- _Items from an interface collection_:
____________
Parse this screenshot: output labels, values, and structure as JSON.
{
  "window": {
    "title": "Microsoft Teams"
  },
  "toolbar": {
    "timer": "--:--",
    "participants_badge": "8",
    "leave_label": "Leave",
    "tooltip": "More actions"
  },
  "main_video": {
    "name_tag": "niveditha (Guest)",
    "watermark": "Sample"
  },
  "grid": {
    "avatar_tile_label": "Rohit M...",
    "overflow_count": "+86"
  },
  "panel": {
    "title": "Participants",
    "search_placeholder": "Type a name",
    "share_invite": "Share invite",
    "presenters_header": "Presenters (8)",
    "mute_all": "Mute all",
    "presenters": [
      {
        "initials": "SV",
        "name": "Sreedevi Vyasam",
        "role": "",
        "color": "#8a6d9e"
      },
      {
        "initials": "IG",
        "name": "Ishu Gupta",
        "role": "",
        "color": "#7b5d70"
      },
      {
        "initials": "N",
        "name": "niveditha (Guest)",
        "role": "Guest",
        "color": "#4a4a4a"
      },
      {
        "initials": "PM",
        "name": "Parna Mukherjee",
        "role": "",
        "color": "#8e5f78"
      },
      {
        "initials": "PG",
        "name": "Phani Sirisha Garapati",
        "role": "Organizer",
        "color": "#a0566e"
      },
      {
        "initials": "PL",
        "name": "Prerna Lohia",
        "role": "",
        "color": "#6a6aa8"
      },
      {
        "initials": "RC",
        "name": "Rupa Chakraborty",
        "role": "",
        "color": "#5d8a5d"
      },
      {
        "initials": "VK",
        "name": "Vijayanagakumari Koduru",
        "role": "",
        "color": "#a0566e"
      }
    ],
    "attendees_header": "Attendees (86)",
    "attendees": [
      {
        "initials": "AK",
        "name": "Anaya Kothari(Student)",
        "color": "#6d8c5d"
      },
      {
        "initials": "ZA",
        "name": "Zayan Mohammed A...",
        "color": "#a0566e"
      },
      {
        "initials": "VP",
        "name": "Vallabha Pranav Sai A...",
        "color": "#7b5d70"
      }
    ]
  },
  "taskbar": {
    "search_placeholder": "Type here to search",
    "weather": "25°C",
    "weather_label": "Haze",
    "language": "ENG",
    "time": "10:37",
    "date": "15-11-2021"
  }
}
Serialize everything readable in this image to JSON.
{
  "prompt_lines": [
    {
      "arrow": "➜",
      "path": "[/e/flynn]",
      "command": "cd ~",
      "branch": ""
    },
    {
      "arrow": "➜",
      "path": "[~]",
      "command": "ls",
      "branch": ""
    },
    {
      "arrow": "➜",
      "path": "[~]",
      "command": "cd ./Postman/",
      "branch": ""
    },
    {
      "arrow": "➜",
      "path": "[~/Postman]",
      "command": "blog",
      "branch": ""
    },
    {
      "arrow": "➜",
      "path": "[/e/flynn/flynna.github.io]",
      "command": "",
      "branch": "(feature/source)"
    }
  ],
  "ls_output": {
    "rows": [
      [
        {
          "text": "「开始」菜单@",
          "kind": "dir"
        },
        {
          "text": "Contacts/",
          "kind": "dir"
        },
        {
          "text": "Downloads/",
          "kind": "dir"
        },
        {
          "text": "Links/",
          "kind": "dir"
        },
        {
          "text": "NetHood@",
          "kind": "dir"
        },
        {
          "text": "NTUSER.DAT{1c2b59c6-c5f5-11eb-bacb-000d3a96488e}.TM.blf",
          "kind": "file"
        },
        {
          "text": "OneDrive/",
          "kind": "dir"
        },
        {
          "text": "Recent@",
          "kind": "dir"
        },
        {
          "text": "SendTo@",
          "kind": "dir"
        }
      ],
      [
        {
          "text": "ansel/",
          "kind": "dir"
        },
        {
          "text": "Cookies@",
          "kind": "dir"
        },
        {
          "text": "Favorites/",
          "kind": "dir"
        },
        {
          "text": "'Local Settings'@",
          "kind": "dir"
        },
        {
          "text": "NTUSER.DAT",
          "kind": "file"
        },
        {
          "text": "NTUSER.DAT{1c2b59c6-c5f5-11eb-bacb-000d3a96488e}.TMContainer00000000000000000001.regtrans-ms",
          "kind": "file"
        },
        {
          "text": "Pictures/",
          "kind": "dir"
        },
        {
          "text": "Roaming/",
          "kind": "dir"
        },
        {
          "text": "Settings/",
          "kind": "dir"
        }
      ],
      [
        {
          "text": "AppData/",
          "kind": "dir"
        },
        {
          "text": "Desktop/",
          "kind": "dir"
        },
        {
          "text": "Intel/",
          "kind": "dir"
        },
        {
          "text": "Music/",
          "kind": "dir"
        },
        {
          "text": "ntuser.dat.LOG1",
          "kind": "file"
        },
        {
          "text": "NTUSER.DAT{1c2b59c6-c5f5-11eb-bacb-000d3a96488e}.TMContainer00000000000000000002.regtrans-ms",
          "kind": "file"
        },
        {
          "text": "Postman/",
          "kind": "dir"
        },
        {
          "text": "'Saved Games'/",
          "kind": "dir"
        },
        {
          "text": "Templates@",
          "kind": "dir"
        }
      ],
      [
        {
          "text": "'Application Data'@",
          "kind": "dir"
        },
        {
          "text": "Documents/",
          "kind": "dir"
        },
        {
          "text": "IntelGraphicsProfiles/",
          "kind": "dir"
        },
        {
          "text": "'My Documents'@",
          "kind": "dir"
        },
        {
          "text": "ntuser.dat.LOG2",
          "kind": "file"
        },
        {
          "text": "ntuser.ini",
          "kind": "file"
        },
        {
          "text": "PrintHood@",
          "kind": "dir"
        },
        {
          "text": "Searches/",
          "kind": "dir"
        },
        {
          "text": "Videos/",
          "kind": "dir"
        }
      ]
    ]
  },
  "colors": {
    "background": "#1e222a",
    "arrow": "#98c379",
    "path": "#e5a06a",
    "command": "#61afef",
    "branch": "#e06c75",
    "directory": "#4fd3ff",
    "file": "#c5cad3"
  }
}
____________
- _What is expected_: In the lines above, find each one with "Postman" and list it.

- _Solution_:
      "command": "cd ./Postman/",
      "path": "[~/Postman]",
          "text": "Postman/",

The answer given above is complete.